When watching Brailsford’s tape, what immediately jumps out to you is his versatility. If it wasn’t for giant arrows pointing him out on every play, I don’t think I’d be able to keep up with all of his shuffling along the line. In the first 5 plays of his hudl tape he played all 5 OL spots, and not only that, he looked pretty comfortable at every spot. Whether it was pulling from center (a totally underrated skill), picking up stunts in pass protection from guard (again, an underrated skill set), or simply planting guys from whatever spot he was playing, Brailsford looks like a classic UW-caliber lineman. The movement skills, the mauling-play style, and the relatively refined technique are reminiscent of the handful of OL who have recently earned early playing-time (Harris, Wattenberg, Kirkland, etc.).
What’s also apparent from his tape is that his physique isn’t quite at the P5 level just yet. He doesn’t have the imposing build of someone like Agbo, Iuli, Ioane, or even Nabou, but he’s got a solid frame (6-2) and enough heft at 265 lbs where he could realistically be sitting at/above 300 lbs in 3 years (which would only be his sophomore season). Not to mention that extrapolating his ass-kicking power out to ~300 lbs is pretty exciting as he’s definitely punching above his weight right now.
His height is likely the limiting factor when projecting where he ends up positionally in college, but his feet and overall comfort working in space/on-the-move makes me think it’s worth reconsidering conventional thinking.
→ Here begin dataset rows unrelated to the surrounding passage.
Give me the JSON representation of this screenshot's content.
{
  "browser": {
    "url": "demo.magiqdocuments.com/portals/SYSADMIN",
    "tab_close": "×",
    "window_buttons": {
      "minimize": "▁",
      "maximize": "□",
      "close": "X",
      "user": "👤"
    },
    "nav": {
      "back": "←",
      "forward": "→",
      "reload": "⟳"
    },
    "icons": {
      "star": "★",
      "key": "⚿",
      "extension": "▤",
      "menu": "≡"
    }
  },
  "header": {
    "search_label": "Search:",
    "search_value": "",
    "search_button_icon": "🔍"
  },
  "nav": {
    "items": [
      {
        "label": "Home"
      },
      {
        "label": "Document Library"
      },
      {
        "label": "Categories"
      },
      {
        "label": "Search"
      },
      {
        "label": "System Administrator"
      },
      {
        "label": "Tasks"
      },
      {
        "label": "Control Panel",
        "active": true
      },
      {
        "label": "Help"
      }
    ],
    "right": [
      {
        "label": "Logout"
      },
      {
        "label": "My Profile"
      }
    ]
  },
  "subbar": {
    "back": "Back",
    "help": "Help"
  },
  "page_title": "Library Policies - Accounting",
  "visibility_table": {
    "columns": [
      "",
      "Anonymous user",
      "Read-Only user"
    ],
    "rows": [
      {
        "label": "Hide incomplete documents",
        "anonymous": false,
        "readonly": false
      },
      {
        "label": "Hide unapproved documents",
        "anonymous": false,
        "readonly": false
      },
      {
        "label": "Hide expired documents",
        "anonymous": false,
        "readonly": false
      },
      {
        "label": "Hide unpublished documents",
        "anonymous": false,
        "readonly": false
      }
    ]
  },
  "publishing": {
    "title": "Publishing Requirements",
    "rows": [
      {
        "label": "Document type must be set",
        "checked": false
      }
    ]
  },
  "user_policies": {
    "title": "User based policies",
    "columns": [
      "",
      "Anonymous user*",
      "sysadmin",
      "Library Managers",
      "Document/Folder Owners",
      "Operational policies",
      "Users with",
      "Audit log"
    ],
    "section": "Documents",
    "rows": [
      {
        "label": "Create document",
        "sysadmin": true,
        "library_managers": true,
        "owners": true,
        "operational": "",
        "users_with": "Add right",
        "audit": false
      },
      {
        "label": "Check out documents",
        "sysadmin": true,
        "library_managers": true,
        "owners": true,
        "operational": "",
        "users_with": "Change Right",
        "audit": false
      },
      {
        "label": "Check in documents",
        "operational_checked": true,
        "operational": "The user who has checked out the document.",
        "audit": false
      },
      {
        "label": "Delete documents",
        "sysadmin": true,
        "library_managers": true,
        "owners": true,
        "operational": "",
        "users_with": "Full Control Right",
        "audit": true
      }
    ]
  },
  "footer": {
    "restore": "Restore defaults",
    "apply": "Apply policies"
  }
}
As I’ve mentioned before, I have operated on the belief that OT is a hard enough position to fill that you want to try as many guys at the position as possible. Victor Curne’s success at RT at only 6-3 and with similar agility as Brailsford makes me think that even an outside chance at bringing swing tackle value to the line could be a major addition.
That being said, it looks like Brailsford is likely slated on the iOL (specifically center). His tape is a mix between Nick Harris’ and Troy Fautanu’s, and his mix of mauling downhill blocking, movement in space, and snapping experience makes me think he could be a more talented version of Harris down the line. Giving Harris as Brailsford’s comp is too simplistic if you boil it down to two guys with similar roster listings. It’s the fact that like Harris, he has athletic traits that you’d look for in a tackle, but with the skill set of an iOL (i.e. pulling, snapping, understanding interior defensive fronts & stunts).
Since my initial evaluation, Brailsford’s Saguaro HS team has risen to the top of the Arizona HS football scene by winning the state championship in their top division, and Brailsford has established himself as one of the best offensive linemen in the state of Arizona’s ‘22 class. He’s added a few pounds since his junior season, but he’s still looking at a redshirt season in his first year on Montlake. There’s plenty of talent ahead of him (Ale, Buelow, Kalepo, Fautanu, Murao, Hatchett, Memmelaar, and Prentice), so while we might have openings at center and guard, we probably won’t need to put Brailsford on the field until he’s ready.
It’s tough to project exactly where he fits into Kalen DeBoer and Ryan Grubbs’ offense just yet, but center is still the most likely spot. Fresno’s run game featured a lot of the inside zone, outside zone, pin and pull, and counters that we’ve become familiar with over the last few years, and between those primary concepts, there is certainly a spot for Brailsford to show off his athleticism (an athletic center in outside zone schemes is critical).
Hopes are high on Montlake for Parker Brailsford. WOOF!